> [About this exercise]:
Repeat every line of the data exactly, but not the pictures.

Available data section start

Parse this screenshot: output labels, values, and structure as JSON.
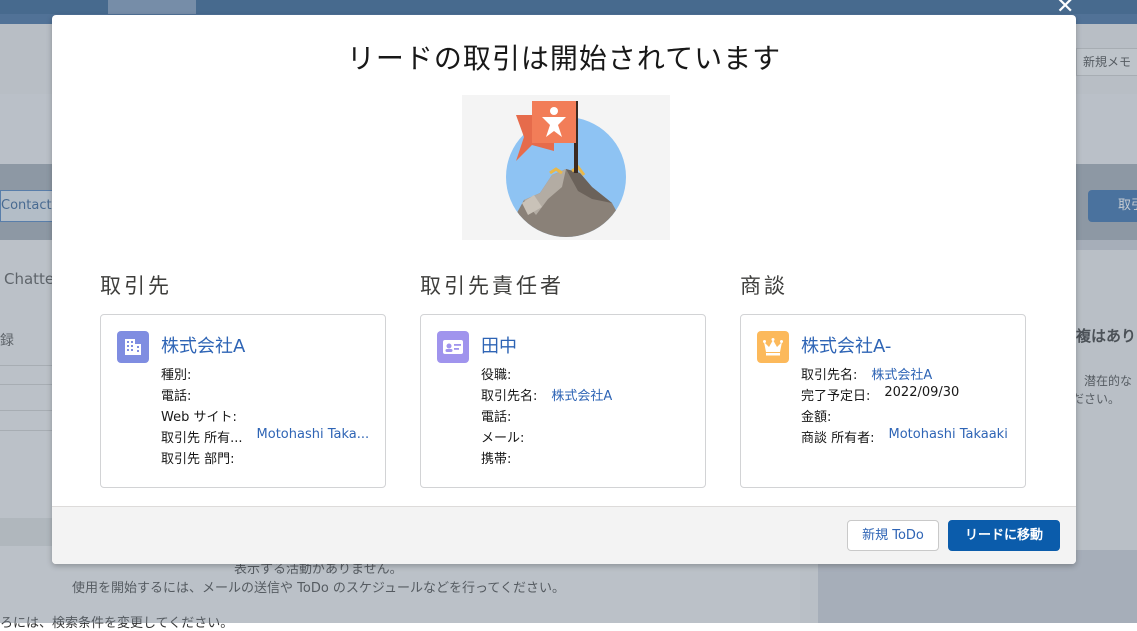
{
  "background": {
    "path_stage": "Contacted",
    "chatter_tab": "Chatter",
    "kiroku_label": "録",
    "new_memo_button": "新規メモ",
    "primary_button_partial": "取引",
    "empty_activity_1": "表示する活動がありません。",
    "empty_activity_2": "使用を開始するには、メールの送信や ToDo のスケジュールなどを行ってください。",
    "filter_hint": "ろには、検索条件を変更してください。",
    "duplicates_title": "複はあり",
    "duplicates_text_1": "、潜在的な",
    "duplicates_text_2": "ださい。"
  },
  "modal": {
    "title": "リードの取引は開始されています",
    "sections": {
      "account": {
        "label": "取引先",
        "icon": "building-icon",
        "icon_color": "#7f8de1",
        "name": "株式会社A",
        "rows": [
          {
            "k": "種別:",
            "v": ""
          },
          {
            "k": "電話:",
            "v": ""
          },
          {
            "k": "Web サイト:",
            "v": ""
          },
          {
            "k": "取引先 所有...",
            "v": "Motohashi Taka..."
          },
          {
            "k": "取引先 部門:",
            "v": ""
          }
        ]
      },
      "contact": {
        "label": "取引先責任者",
        "icon": "contact-card-icon",
        "icon_color": "#a094ed",
        "name": "田中",
        "rows": [
          {
            "k": "役職:",
            "v": ""
          },
          {
            "k": "取引先名:",
            "v": "株式会社A"
          },
          {
            "k": "電話:",
            "v": ""
          },
          {
            "k": "メール:",
            "v": ""
          },
          {
            "k": "携帯:",
            "v": ""
          }
        ]
      },
      "opportunity": {
        "label": "商談",
        "icon": "crown-icon",
        "icon_color": "#fcb95b",
        "name": "株式会社A-",
        "rows": [
          {
            "k": "取引先名:",
            "v": "株式会社A"
          },
          {
            "k": "完了予定日:",
            "v": "2022/09/30"
          },
          {
            "k": "金額:",
            "v": ""
          },
          {
            "k": "商談 所有者:",
            "v": "Motohashi Takaaki"
          }
        ]
      }
    },
    "footer": {
      "new_todo": "新規 ToDo",
      "go_to_leads": "リードに移動"
    }
  }
}
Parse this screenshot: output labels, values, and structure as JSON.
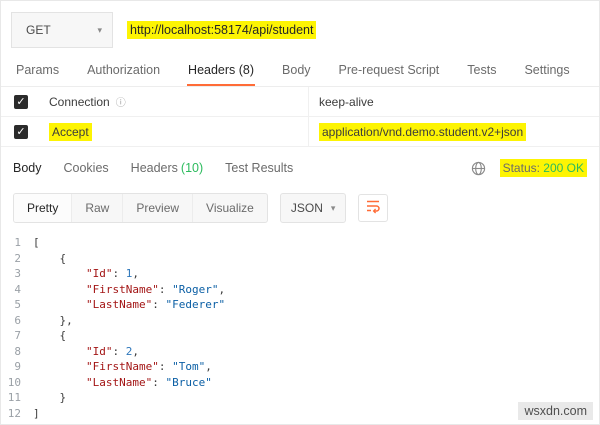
{
  "request": {
    "method": "GET",
    "url": "http://localhost:58174/api/student",
    "tabs": [
      {
        "label": "Params",
        "active": false
      },
      {
        "label": "Authorization",
        "active": false
      },
      {
        "label": "Headers (8)",
        "active": true
      },
      {
        "label": "Body",
        "active": false
      },
      {
        "label": "Pre-request Script",
        "active": false
      },
      {
        "label": "Tests",
        "active": false
      },
      {
        "label": "Settings",
        "active": false
      }
    ],
    "headers": [
      {
        "key": "Connection",
        "value": "keep-alive",
        "checked": true,
        "info": true,
        "highlight_key": false,
        "highlight_value": false
      },
      {
        "key": "Accept",
        "value": "application/vnd.demo.student.v2+json",
        "checked": true,
        "info": false,
        "highlight_key": true,
        "highlight_value": true
      }
    ]
  },
  "response": {
    "tabs": [
      {
        "label": "Body",
        "count": "",
        "active": true
      },
      {
        "label": "Cookies",
        "count": "",
        "active": false
      },
      {
        "label": "Headers",
        "count": "(10)",
        "active": false
      },
      {
        "label": "Test Results",
        "count": "",
        "active": false
      }
    ],
    "status": {
      "label": "Status:",
      "value": "200 OK"
    },
    "view_tabs": [
      {
        "label": "Pretty",
        "active": true
      },
      {
        "label": "Raw",
        "active": false
      },
      {
        "label": "Preview",
        "active": false
      },
      {
        "label": "Visualize",
        "active": false
      }
    ],
    "format_select": "JSON"
  },
  "code": {
    "lines": [
      {
        "n": "1",
        "tokens": [
          {
            "t": "p",
            "v": "["
          }
        ]
      },
      {
        "n": "2",
        "tokens": [
          {
            "t": "p",
            "v": "    {"
          }
        ]
      },
      {
        "n": "3",
        "tokens": [
          {
            "t": "p",
            "v": "        "
          },
          {
            "t": "k",
            "v": "\"Id\""
          },
          {
            "t": "p",
            "v": ": "
          },
          {
            "t": "n",
            "v": "1"
          },
          {
            "t": "p",
            "v": ","
          }
        ]
      },
      {
        "n": "4",
        "tokens": [
          {
            "t": "p",
            "v": "        "
          },
          {
            "t": "k",
            "v": "\"FirstName\""
          },
          {
            "t": "p",
            "v": ": "
          },
          {
            "t": "s",
            "v": "\"Roger\""
          },
          {
            "t": "p",
            "v": ","
          }
        ]
      },
      {
        "n": "5",
        "tokens": [
          {
            "t": "p",
            "v": "        "
          },
          {
            "t": "k",
            "v": "\"LastName\""
          },
          {
            "t": "p",
            "v": ": "
          },
          {
            "t": "s",
            "v": "\"Federer\""
          }
        ]
      },
      {
        "n": "6",
        "tokens": [
          {
            "t": "p",
            "v": "    },"
          }
        ]
      },
      {
        "n": "7",
        "tokens": [
          {
            "t": "p",
            "v": "    {"
          }
        ]
      },
      {
        "n": "8",
        "tokens": [
          {
            "t": "p",
            "v": "        "
          },
          {
            "t": "k",
            "v": "\"Id\""
          },
          {
            "t": "p",
            "v": ": "
          },
          {
            "t": "n",
            "v": "2"
          },
          {
            "t": "p",
            "v": ","
          }
        ]
      },
      {
        "n": "9",
        "tokens": [
          {
            "t": "p",
            "v": "        "
          },
          {
            "t": "k",
            "v": "\"FirstName\""
          },
          {
            "t": "p",
            "v": ": "
          },
          {
            "t": "s",
            "v": "\"Tom\""
          },
          {
            "t": "p",
            "v": ","
          }
        ]
      },
      {
        "n": "10",
        "tokens": [
          {
            "t": "p",
            "v": "        "
          },
          {
            "t": "k",
            "v": "\"LastName\""
          },
          {
            "t": "p",
            "v": ": "
          },
          {
            "t": "s",
            "v": "\"Bruce\""
          }
        ]
      },
      {
        "n": "11",
        "tokens": [
          {
            "t": "p",
            "v": "    }"
          }
        ]
      },
      {
        "n": "12",
        "tokens": [
          {
            "t": "p",
            "v": "]"
          }
        ]
      }
    ]
  },
  "icons": {
    "method_chevron": "▾",
    "format_chevron": "▾",
    "check": "✓",
    "info": "ⓘ"
  },
  "colors": {
    "accent": "#ff6c37",
    "highlight": "#fdf403",
    "success": "#2cbb5d"
  },
  "watermark": "wsxdn.com"
}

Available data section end

> [Solution to the problem]:
Parse this screenshot: output labels, values, and structure as JSON.
{
  "background": {
    "path_stage": "Contacted",
    "chatter_tab": "Chatter",
    "kiroku_label": "録",
    "new_memo_button": "新規メモ",
    "primary_button_partial": "取引",
    "empty_activity_1": "表示する活動がありません。",
    "empty_activity_2": "使用を開始するには、メールの送信や ToDo のスケジュールなどを行ってください。",
    "filter_hint": "ろには、検索条件を変更してください。",
    "duplicates_title": "複はあり",
    "duplicates_text_1": "、潜在的な",
    "duplicates_text_2": "ださい。"
  },
  "modal": {
    "title": "リードの取引は開始されています",
    "sections": {
      "account": {
        "label": "取引先",
        "icon": "building-icon",
        "icon_color": "#7f8de1",
        "name": "株式会社A",
        "rows": [
          {
            "k": "種別:",
            "v": ""
          },
          {
            "k": "電話:",
            "v": ""
          },
          {
            "k": "Web サイト:",
            "v": ""
          },
          {
            "k": "取引先 所有...",
            "v": "Motohashi Taka..."
          },
          {
            "k": "取引先 部門:",
            "v": ""
          }
        ]
      },
      "contact": {
        "label": "取引先責任者",
        "icon": "contact-card-icon",
        "icon_color": "#a094ed",
        "name": "田中",
        "rows": [
          {
            "k": "役職:",
            "v": ""
          },
          {
            "k": "取引先名:",
            "v": "株式会社A"
          },
          {
            "k": "電話:",
            "v": ""
          },
          {
            "k": "メール:",
            "v": ""
          },
          {
            "k": "携帯:",
            "v": ""
          }
        ]
      },
      "opportunity": {
        "label": "商談",
        "icon": "crown-icon",
        "icon_color": "#fcb95b",
        "name": "株式会社A-",
        "rows": [
          {
            "k": "取引先名:",
            "v": "株式会社A"
          },
          {
            "k": "完了予定日:",
            "v": "2022/09/30"
          },
          {
            "k": "金額:",
            "v": ""
          },
          {
            "k": "商談 所有者:",
            "v": "Motohashi Takaaki"
          }
        ]
      }
    },
    "footer": {
      "new_todo": "新規 ToDo",
      "go_to_leads": "リードに移動"
    }
  }
}
Parse this screenshot: output labels, values, and structure as JSON.
{
  "request": {
    "method": "GET",
    "url": "http://localhost:58174/api/student",
    "tabs": [
      {
        "label": "Params",
        "active": false
      },
      {
        "label": "Authorization",
        "active": false
      },
      {
        "label": "Headers (8)",
        "active": true
      },
      {
        "label": "Body",
        "active": false
      },
      {
        "label": "Pre-request Script",
        "active": false
      },
      {
        "label": "Tests",
        "active": false
      },
      {
        "label": "Settings",
        "active": false
      }
    ],
    "headers": [
      {
        "key": "Connection",
        "value": "keep-alive",
        "checked": true,
        "info": true,
        "highlight_key": false,
        "highlight_value": false
      },
      {
        "key": "Accept",
        "value": "application/vnd.demo.student.v2+json",
        "checked": true,
        "info": false,
        "highlight_key": true,
        "highlight_value": true
      }
    ]
  },
  "response": {
    "tabs": [
      {
        "label": "Body",
        "count": "",
        "active": true
      },
      {
        "label": "Cookies",
        "count": "",
        "active": false
      },
      {
        "label": "Headers",
        "count": "(10)",
        "active": false
      },
      {
        "label": "Test Results",
        "count": "",
        "active": false
      }
    ],
    "status": {
      "label": "Status:",
      "value": "200 OK"
    },
    "view_tabs": [
      {
        "label": "Pretty",
        "active": true
      },
      {
        "label": "Raw",
        "active": false
      },
      {
        "label": "Preview",
        "active": false
      },
      {
        "label": "Visualize",
        "active": false
      }
    ],
    "format_select": "JSON"
  },
  "code": {
    "lines": [
      {
        "n": "1",
        "tokens": [
          {
            "t": "p",
            "v": "["
          }
        ]
      },
      {
        "n": "2",
        "tokens": [
          {
            "t": "p",
            "v": "    {"
          }
        ]
      },
      {
        "n": "3",
        "tokens": [
          {
            "t": "p",
            "v": "        "
          },
          {
            "t": "k",
            "v": "\"Id\""
          },
          {
            "t": "p",
            "v": ": "
          },
          {
            "t": "n",
            "v": "1"
          },
          {
            "t": "p",
            "v": ","
          }
        ]
      },
      {
        "n": "4",
        "tokens": [
          {
            "t": "p",
            "v": "        "
          },
          {
            "t": "k",
            "v": "\"FirstName\""
          },
          {
            "t": "p",
            "v": ": "
          },
          {
            "t": "s",
            "v": "\"Roger\""
          },
          {
            "t": "p",
            "v": ","
          }
        ]
      },
      {
        "n": "5",
        "tokens": [
          {
            "t": "p",
            "v": "        "
          },
          {
            "t": "k",
            "v": "\"LastName\""
          },
          {
            "t": "p",
            "v": ": "
          },
          {
            "t": "s",
            "v": "\"Federer\""
          }
        ]
      },
      {
        "n": "6",
        "tokens": [
          {
            "t": "p",
            "v": "    },"
          }
        ]
      },
      {
        "n": "7",
        "tokens": [
          {
            "t": "p",
            "v": "    {"
          }
        ]
      },
      {
        "n": "8",
        "tokens": [
          {
            "t": "p",
            "v": "        "
          },
          {
            "t": "k",
            "v": "\"Id\""
          },
          {
            "t": "p",
            "v": ": "
          },
          {
            "t": "n",
            "v": "2"
          },
          {
            "t": "p",
            "v": ","
          }
        ]
      },
      {
        "n": "9",
        "tokens": [
          {
            "t": "p",
            "v": "        "
          },
          {
            "t": "k",
            "v": "\"FirstName\""
          },
          {
            "t": "p",
            "v": ": "
          },
          {
            "t": "s",
            "v": "\"Tom\""
          },
          {
            "t": "p",
            "v": ","
          }
        ]
      },
      {
        "n": "10",
        "tokens": [
          {
            "t": "p",
            "v": "        "
          },
          {
            "t": "k",
            "v": "\"LastName\""
          },
          {
            "t": "p",
            "v": ": "
          },
          {
            "t": "s",
            "v": "\"Bruce\""
          }
        ]
      },
      {
        "n": "11",
        "tokens": [
          {
            "t": "p",
            "v": "    }"
          }
        ]
      },
      {
        "n": "12",
        "tokens": [
          {
            "t": "p",
            "v": "]"
          }
        ]
      }
    ]
  },
  "icons": {
    "method_chevron": "▾",
    "format_chevron": "▾",
    "check": "✓",
    "info": "ⓘ"
  },
  "colors": {
    "accent": "#ff6c37",
    "highlight": "#fdf403",
    "success": "#2cbb5d"
  },
  "watermark": "wsxdn.com"
}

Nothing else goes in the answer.